Setting Goals, and Knowing What it Takes.

DSC_1194I love setting goals. Giving us a target to aim for is the very first step of visualizing ourselves at the end of the journey. It allows us to see how much progress we’ve made, and how much farther we need to go to complete our journey.

Whether it’s running a marathon, summiting Dog Mountain, or walking up the 3 flights of stairs unwinded, each long-term goal is equally worthy of your time.

But what about setting goals that push us even farther? What if you have bigger dreams, like running in the next Iron Man. Maybe you see yourself competing in a bodybuilding competition, or just getting down to 10% body fat. How hard could it be?

Far be it from me to tell you what you cannot achieve. If you can set your mind to it, you can and will become the next Iron Man or Woman. But what about the other side of getting lean? We see movie stars and bodybuilders who have the 6-pack abs, the enormous muscles, and the extremely low levels of body fat percentages. What does it really take to get to that level of fitness?

What I want to do is make sure you’re aware of what you’re getting yourself into before going down that long road, and determine if you even want to go down that road to begin with. Let me tell you a little bit about my experience getting to a low body fat percentage.

During my time as a Personal Trainer, I’ve seen a lot of colleagues go through the difficult process of getting ready for a bodybuilding championship. Keep in mind that this is with personal trainers who live and dream personal fitness. As they get closer to the big day, the competitor must make their fitness the most important part of their daily lives. Diets become extremely restricted, with a big focus on high protein and no excess carbohydrates.

Instead of just visiting the gym when it’s convenient, bodybuilders must be prepared to dedicate a lot of time to exercise. Resistance training and cardio become daily activities, making sure the body is working to its highest potential.

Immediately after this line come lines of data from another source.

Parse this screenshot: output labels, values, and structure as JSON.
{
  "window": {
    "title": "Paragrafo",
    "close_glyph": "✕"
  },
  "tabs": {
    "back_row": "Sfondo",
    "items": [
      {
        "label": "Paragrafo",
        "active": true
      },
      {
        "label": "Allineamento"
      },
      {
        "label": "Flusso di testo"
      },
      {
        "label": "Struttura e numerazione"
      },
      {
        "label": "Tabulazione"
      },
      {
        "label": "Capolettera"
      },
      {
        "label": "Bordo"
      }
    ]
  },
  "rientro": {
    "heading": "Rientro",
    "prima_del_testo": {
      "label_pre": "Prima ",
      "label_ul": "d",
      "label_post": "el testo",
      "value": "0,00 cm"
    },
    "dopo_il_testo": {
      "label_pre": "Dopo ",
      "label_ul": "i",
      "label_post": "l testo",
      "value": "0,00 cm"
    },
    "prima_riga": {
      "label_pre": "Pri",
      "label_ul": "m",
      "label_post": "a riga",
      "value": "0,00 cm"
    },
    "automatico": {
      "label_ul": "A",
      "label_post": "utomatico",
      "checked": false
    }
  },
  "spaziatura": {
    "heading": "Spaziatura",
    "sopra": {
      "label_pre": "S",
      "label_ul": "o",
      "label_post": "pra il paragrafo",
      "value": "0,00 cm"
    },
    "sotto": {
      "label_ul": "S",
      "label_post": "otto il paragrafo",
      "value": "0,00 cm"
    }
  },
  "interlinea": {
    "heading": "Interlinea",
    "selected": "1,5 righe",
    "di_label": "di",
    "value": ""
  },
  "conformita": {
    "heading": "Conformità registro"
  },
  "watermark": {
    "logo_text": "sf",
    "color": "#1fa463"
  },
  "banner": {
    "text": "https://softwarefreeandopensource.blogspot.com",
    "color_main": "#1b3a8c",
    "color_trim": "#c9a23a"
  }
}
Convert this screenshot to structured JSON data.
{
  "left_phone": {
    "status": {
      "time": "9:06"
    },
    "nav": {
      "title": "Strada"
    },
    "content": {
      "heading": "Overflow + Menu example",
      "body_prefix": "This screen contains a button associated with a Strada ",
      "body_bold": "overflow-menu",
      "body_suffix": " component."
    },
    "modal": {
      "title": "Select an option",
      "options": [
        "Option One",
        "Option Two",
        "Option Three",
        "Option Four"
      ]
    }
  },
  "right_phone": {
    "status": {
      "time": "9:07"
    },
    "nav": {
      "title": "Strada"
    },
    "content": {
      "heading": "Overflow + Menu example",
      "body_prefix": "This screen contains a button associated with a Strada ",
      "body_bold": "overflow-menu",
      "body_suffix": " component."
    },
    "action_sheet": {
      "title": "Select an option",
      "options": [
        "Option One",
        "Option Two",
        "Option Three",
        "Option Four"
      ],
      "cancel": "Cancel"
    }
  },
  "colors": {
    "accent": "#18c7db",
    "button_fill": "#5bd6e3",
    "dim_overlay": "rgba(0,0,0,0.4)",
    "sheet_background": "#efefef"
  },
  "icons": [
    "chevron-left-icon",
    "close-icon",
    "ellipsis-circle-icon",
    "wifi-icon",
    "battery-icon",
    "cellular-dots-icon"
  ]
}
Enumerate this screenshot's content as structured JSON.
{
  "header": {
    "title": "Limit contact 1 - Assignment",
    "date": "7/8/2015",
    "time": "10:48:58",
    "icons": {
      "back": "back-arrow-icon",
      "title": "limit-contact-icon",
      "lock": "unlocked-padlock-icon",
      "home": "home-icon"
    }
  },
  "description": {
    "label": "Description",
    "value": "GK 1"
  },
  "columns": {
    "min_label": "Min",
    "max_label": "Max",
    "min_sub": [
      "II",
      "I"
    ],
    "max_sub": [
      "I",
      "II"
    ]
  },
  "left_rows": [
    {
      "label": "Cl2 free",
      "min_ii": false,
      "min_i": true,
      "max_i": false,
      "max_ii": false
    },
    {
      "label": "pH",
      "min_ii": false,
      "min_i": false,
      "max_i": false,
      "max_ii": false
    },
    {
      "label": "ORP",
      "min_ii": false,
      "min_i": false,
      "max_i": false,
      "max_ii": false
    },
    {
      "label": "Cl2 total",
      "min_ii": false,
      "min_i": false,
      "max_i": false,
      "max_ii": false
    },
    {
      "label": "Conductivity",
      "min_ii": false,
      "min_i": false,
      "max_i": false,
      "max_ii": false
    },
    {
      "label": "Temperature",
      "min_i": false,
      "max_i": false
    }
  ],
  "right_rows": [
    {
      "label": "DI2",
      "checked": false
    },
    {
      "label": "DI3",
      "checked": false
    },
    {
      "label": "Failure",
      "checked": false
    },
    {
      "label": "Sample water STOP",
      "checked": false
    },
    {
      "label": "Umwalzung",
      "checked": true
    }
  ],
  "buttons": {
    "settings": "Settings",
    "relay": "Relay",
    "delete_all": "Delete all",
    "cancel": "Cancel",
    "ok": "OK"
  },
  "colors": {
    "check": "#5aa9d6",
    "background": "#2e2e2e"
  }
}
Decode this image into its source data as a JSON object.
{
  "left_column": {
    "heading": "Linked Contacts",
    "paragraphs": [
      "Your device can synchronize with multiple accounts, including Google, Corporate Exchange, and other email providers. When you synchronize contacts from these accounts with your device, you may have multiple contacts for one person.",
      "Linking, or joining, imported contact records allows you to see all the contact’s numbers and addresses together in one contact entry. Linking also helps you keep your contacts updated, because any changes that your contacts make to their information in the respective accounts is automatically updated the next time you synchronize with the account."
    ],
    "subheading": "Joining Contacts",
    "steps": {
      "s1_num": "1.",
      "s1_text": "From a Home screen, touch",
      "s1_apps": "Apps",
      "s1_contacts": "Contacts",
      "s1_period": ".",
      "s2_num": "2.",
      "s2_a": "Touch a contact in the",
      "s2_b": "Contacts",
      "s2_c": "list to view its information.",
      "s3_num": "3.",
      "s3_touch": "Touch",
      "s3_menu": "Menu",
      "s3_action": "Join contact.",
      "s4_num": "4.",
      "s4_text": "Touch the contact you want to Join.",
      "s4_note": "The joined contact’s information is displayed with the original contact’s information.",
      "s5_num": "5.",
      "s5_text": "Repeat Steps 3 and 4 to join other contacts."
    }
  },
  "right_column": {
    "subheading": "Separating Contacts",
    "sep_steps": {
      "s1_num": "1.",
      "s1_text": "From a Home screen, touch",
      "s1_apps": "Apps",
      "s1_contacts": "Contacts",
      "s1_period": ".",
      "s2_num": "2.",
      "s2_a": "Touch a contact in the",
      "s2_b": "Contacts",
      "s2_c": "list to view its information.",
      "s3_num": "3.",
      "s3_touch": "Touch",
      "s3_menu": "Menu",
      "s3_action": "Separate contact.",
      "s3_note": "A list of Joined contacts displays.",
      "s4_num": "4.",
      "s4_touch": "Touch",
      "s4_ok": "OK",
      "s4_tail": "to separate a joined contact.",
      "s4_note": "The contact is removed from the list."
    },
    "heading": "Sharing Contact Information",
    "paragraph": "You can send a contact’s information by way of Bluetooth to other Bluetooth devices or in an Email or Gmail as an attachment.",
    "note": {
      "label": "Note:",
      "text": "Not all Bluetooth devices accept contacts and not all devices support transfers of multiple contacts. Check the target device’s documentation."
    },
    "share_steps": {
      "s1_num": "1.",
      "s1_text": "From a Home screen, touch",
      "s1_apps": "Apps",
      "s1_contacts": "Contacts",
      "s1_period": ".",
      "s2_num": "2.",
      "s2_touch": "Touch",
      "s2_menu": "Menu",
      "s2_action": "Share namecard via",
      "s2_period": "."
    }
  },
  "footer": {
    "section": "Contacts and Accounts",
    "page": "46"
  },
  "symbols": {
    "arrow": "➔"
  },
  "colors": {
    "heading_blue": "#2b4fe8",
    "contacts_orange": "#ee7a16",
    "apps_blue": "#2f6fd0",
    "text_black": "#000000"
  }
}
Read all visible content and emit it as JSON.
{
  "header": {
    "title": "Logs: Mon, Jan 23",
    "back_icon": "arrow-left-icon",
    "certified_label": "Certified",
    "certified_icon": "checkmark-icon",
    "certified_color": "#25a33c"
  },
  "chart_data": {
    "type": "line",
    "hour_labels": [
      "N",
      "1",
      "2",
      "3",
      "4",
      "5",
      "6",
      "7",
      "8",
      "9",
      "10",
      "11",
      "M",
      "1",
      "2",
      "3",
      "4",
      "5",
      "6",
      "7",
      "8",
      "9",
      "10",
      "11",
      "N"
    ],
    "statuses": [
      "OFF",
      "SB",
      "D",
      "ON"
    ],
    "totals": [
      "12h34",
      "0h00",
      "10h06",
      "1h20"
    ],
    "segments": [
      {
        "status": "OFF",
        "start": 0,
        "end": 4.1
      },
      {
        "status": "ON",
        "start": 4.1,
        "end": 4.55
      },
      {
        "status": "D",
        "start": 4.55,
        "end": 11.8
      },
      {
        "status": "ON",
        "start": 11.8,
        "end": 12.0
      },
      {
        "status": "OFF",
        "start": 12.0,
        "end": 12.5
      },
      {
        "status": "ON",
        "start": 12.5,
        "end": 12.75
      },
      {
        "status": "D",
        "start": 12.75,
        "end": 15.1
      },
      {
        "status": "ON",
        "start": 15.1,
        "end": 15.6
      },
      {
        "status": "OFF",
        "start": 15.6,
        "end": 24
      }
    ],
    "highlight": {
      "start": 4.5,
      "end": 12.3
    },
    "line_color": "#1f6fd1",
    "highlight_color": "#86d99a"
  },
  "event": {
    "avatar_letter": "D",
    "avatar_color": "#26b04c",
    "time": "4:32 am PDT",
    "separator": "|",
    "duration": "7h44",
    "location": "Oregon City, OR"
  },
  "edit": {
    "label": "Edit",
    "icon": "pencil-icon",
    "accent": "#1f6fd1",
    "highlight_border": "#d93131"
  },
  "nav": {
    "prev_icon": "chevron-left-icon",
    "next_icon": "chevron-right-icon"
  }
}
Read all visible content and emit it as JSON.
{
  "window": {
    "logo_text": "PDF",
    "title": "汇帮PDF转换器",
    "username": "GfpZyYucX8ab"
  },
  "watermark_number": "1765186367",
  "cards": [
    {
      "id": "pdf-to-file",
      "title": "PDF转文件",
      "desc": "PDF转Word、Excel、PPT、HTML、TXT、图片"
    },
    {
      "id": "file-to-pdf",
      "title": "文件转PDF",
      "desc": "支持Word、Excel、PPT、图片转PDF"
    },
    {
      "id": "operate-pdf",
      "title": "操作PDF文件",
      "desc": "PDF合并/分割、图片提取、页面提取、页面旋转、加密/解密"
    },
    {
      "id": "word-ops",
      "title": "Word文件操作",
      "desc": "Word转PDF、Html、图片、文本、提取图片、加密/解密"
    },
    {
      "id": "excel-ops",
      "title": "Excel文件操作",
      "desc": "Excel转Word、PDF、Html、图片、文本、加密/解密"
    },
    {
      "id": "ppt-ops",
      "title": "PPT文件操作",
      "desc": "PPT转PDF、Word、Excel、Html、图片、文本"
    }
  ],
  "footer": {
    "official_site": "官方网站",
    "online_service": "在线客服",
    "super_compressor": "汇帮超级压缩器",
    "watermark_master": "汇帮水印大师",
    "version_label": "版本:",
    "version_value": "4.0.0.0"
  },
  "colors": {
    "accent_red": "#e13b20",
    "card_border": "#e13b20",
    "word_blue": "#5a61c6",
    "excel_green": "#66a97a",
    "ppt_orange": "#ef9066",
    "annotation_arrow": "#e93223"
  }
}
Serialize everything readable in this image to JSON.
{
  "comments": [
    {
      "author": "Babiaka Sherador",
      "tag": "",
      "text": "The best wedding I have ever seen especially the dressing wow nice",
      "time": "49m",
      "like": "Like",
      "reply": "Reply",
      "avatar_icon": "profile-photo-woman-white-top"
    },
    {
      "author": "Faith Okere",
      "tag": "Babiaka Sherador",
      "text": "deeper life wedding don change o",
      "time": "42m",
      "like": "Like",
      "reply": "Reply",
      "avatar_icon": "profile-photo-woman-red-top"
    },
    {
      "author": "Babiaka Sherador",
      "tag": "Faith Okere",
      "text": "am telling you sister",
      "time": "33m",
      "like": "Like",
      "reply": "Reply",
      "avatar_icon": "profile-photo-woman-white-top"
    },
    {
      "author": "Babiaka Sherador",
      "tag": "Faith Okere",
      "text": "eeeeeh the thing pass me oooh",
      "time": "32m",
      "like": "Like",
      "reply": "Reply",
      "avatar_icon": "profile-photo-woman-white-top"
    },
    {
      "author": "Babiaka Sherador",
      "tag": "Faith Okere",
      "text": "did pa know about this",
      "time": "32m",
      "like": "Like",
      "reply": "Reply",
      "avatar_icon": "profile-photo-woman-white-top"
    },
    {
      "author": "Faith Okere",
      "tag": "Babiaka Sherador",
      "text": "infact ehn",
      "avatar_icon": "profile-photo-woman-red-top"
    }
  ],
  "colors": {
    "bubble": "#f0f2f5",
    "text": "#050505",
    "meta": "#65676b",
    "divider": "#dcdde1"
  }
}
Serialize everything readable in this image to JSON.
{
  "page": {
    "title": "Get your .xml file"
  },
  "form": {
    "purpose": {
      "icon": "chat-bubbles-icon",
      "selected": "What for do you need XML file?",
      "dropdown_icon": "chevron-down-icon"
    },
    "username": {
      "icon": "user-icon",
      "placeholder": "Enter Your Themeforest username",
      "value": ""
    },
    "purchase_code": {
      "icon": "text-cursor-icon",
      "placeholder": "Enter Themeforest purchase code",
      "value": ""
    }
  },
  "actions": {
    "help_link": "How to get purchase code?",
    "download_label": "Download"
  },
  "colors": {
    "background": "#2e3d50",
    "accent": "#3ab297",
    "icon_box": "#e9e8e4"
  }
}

Time dedicated to working on their body starts to cut into their social life. Hobbies and personal time will start to get pushed aside for more time that could be spent at the gym. Socializing at events where food is involved becomes more difficult, as dietary needs take a higher priority.

Let me tell you that this is from personal experience. During my time getting ready for a show, the time I normally spend socializing with friends and family was profoundly affected. The time I wasn’t working was almost entirely dedicated to prepping for the show. Eating wasn’t something I could enjoy anymore; it was entirely dedicated to making sure I had enough proteins and nutrients, and absolutely nothing in excess.

Take a look at this diagram from Precise Nutrition, which outlines what you can expect when you start to reach the upper limit of personal fitness. The more fit you become, the more time it requires to maintain your physical standard. The lower body fat percentage you are aiming for, the less margin for error.

Why am I telling you this? As a personal trainer, aren’t I supposed to be keeping it positive? Why tell you about the negative parts of body building?

As a personal trainer, I want you to know what it’s going to take to attain your goals, good and bad. I don’t want to scare you away from attaining any of your goals. You might be willing to go on a severely restricted diet. You might be willing to put in the extra time and extra repetitions required. And I can tell you right now that when you’re walking on stage at the next Bodybuilding competition, or when you’re crossing the finish line at the next Iron Man Triathalon, I will be cheering the loudest at the sidelines.  What I want to do is make sure you know exactly what’s required.

Keep you eyes open for my next blog, where I’ll write about setting healthy goals, and how even small steps can pave the way for big changes.